January 13, 2020

The curious case of the Twins’ Jose Berrios

Jose Berrios, the talented but not quite elite pitcher for the Minnesota Twins, appears set to have his salary demands go before an arbitrator, according to various reports.

There’s still time for the Twins and Berrios to work out a deal — both sides have until February — but the recent sequence of salary-related news has been odd, and one wonders if the ultimate trade chip is not someone like outfielder, Eddie Rosario, or a top prospect in the Twins’ minor league system, but Berrios himself.

Coming off a 2018 season in which Berrios struck out a career high 202 batters, he declined a contract extension from the Twins and was paid $620,000 for the 2019 season.

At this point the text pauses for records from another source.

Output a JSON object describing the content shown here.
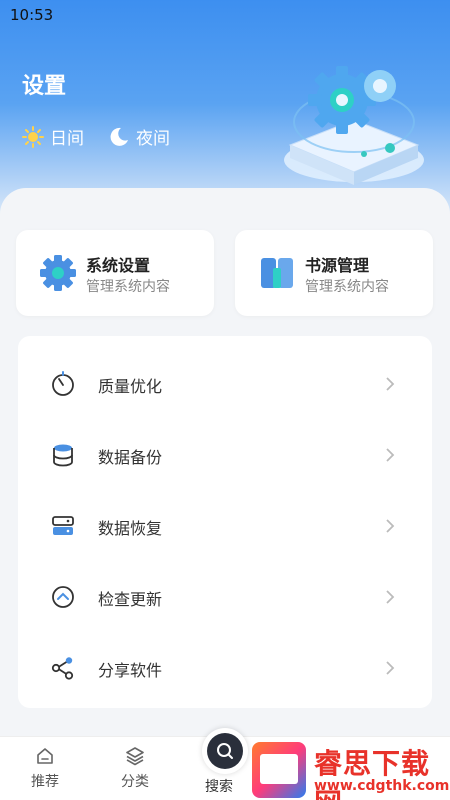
{
  "status_bar": {
    "time": "10:53"
  },
  "header": {
    "title": "设置",
    "modes": [
      {
        "label": "日间",
        "icon": "sun-icon"
      },
      {
        "label": "夜间",
        "icon": "moon-icon"
      }
    ]
  },
  "cards": [
    {
      "title": "系统设置",
      "subtitle": "管理系统内容",
      "icon": "gear-icon"
    },
    {
      "title": "书源管理",
      "subtitle": "管理系统内容",
      "icon": "book-icon"
    }
  ],
  "menu": [
    {
      "label": "质量优化",
      "icon": "timer-icon"
    },
    {
      "label": "数据备份",
      "icon": "database-icon"
    },
    {
      "label": "数据恢复",
      "icon": "server-icon"
    },
    {
      "label": "检查更新",
      "icon": "chevron-up-circle-icon"
    },
    {
      "label": "分享软件",
      "icon": "share-icon"
    }
  ],
  "bottom_nav": {
    "items": [
      {
        "label": "推荐",
        "icon": "home-icon"
      },
      {
        "label": "分类",
        "icon": "layers-icon"
      },
      {
        "label": "搜索",
        "icon": "search-icon"
      }
    ]
  },
  "watermark": {
    "text": "睿思下载网",
    "url": "www.cdgthk.com"
  },
  "colors": {
    "accent": "#3d8ff0",
    "icon_blue": "#4a90e2",
    "text_muted": "#888888"
  }
}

That news was somewhat troubling because he pitched well and yet he or his representatives felt that whatever was offered fell short.

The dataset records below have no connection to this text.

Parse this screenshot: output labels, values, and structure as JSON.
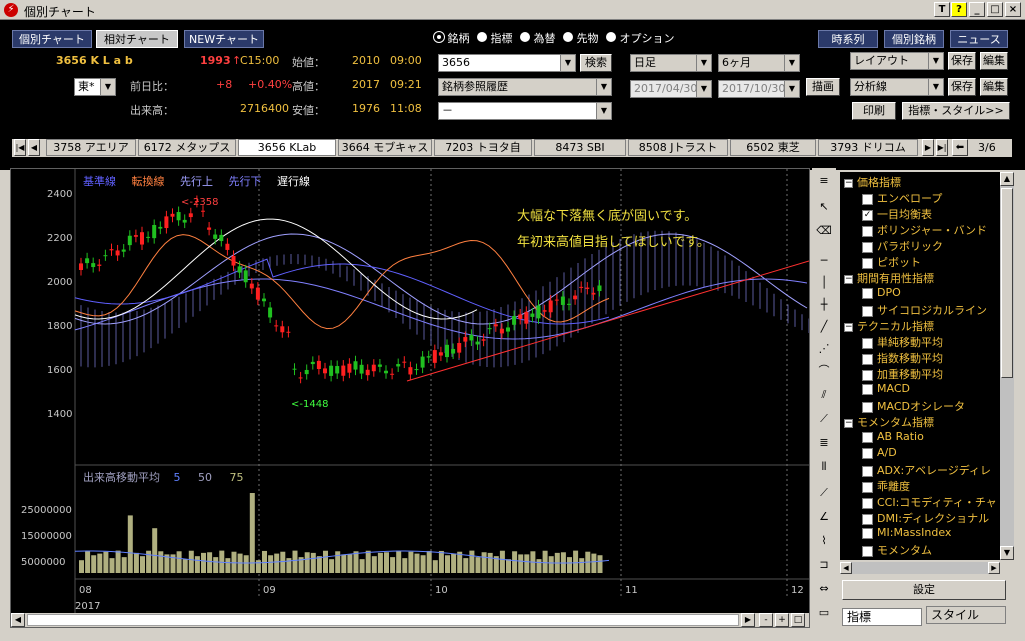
{
  "window": {
    "title": "個別チャート"
  },
  "toolbar": {
    "views": [
      "個別チャート",
      "相対チャート",
      "NEWチャート"
    ],
    "right_buttons": [
      "時系列",
      "個別銘柄",
      "ニュース"
    ],
    "asset_types": [
      "銘柄",
      "指標",
      "為替",
      "先物",
      "オプション"
    ]
  },
  "quote": {
    "symbol": "3656 K L a b",
    "price": "1993",
    "arrow": "↑",
    "price_time": "C15:00",
    "exchange": "東*",
    "change_label": "前日比：",
    "change": "+8",
    "change_pct": "+0.40%",
    "volume_label": "出来高：",
    "volume": "2716400",
    "open_label": "始値：",
    "open": "2010",
    "open_time": "09:00",
    "high_label": "高値：",
    "high": "2017",
    "high_time": "09:21",
    "low_label": "安値：",
    "low": "1976",
    "low_time": "11:08"
  },
  "search": {
    "code": "3656",
    "search_btn": "検索",
    "history": "銘柄参照履歴",
    "blank": "－"
  },
  "period": {
    "interval": "日足",
    "range": "6ヶ月",
    "date_from": "2017/04/30",
    "date_to": "2017/10/30",
    "draw_btn": "描画"
  },
  "layout": {
    "layout": "レイアウト",
    "save": "保存",
    "edit": "編集",
    "analysis": "分析線",
    "print": "印刷",
    "style_btn": "指標・スタイル>>"
  },
  "tabs": {
    "items": [
      "3758 アエリア",
      "6172 メタップス",
      "3656 KLab",
      "3664 モブキャス",
      "7203 トヨタ自",
      "8473 SBI",
      "8508 Jトラスト",
      "6502 東芝",
      "3793 ドリコム"
    ],
    "selected": 2,
    "page": "3/6"
  },
  "chart": {
    "legend": [
      "基準線",
      "転換線",
      "先行上",
      "先行下",
      "遅行線"
    ],
    "legend_colors": [
      "#6060ff",
      "#ff8040",
      "#a0a0ff",
      "#8080ff",
      "#ffffff"
    ],
    "annotation_line1": "大幅な下落無く底が固いです。",
    "annotation_line2": "年初来高値目指してほしいです。",
    "high_mark": "<-2358",
    "low_mark": "<-1448",
    "y_ticks": [
      "2400",
      "2200",
      "2000",
      "1800",
      "1600",
      "1400"
    ],
    "vol_legend": "出来高移動平均",
    "vol_periods": [
      "5",
      "50",
      "75"
    ],
    "vol_ticks": [
      "25000000",
      "15000000",
      "5000000"
    ],
    "x_ticks": [
      "08",
      "09",
      "10",
      "11",
      "12"
    ],
    "year": "2017"
  },
  "indicators": {
    "groups": [
      {
        "name": "価格指標",
        "items": [
          {
            "label": "エンベロープ",
            "checked": false
          },
          {
            "label": "一目均衡表",
            "checked": true
          },
          {
            "label": "ボリンジャー・バンド",
            "checked": false
          },
          {
            "label": "パラボリック",
            "checked": false
          },
          {
            "label": "ピボット",
            "checked": false
          }
        ]
      },
      {
        "name": "期間有用性指標",
        "items": [
          {
            "label": "DPO",
            "checked": false
          },
          {
            "label": "サイコロジカルライン",
            "checked": false
          }
        ]
      },
      {
        "name": "テクニカル指標",
        "items": [
          {
            "label": "単純移動平均",
            "checked": false
          },
          {
            "label": "指数移動平均",
            "checked": false
          },
          {
            "label": "加重移動平均",
            "checked": false
          },
          {
            "label": "MACD",
            "checked": false
          },
          {
            "label": "MACDオシレータ",
            "checked": false
          }
        ]
      },
      {
        "name": "モメンタム指標",
        "items": [
          {
            "label": "AB Ratio",
            "checked": false
          },
          {
            "label": "A/D",
            "checked": false
          },
          {
            "label": "ADX:アベレージディレ",
            "checked": false
          },
          {
            "label": "乖離度",
            "checked": false
          },
          {
            "label": "CCI:コモディティ・チャ",
            "checked": false
          },
          {
            "label": "DMI:ディレクショナル",
            "checked": false
          },
          {
            "label": "MI:MassIndex",
            "checked": false
          },
          {
            "label": "モメンタム",
            "checked": false
          }
        ]
      }
    ],
    "settings_btn": "設定",
    "tab_indicator": "指標",
    "tab_style": "スタイル"
  }
}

Berrios then went out and won 14 games, tying his career high in wins, pitched 200 innings for the first time in his career and lowered his ERA to 3.68. He also made 21 quality starts — six innings with three or fewer earned runs in a start — for a quality start percentage of 66 percent. A pitcher who will go out and give you a quality start almost 70 percent of the time seems like a player worth keeping.

So what explains the following? Phil Miller of the Strib reports that Berrios is seeking $4.4 million in 2020, yet the Twins countered with $4.025 million, a difference of $375,000. Are Falvey & Co. really going to quibble over that amount, especially when there’s talk of the Twins offering third baseman Josh Donaldson $100 million? Or perhaps that’s just it. Maybe the team has to hold the line somewhere to get Donaldson.

But don’t hold it against, Jose, Minnesota. He’s a good pitcher who still has a bright future with the team. But if you can’t come up with the money — and that might put the Berrios/Twins relationship at risk to the point he demands a trade — the arbitrator will.

Extra innings… 

-In other contract news, Miguel Sano, Rosario, Byron Buxton, Tyler Duffey, Taylor Rogers and Trevor May are all under contract for 2020. In Sano’s case, he has reportedly agreed to a three-year extension worth $30 million

Sources: Baseball-Reference.com, Minneapolis Star-Tribune, MLB.com.


Hi, I’m Rolf Boone, Twins fan.

I became a fan of the Minnesota Twins after a friendly wager in the early 1980s. I survived Ron Davis, the meltdown in Cleveland, Phil Bradley at the Kingdome and then marveled at a rising generation of stars and two World Series wins in 1987 and 1991. Brad Radke made the 1990s bearable, while Kirby Puckett’s eye injury, exit from the game and eventual death made it almost too much to bear. The new century ushered in more talent — Joe Mauer, Johan Santana, Joe Nathan, Torii Hunter, Justin Morneau — and consecutive seasons of playoff baseball, followed by consecutive seasons of losing baseball. A winning season returned in 2015. So here we are. Go Twins.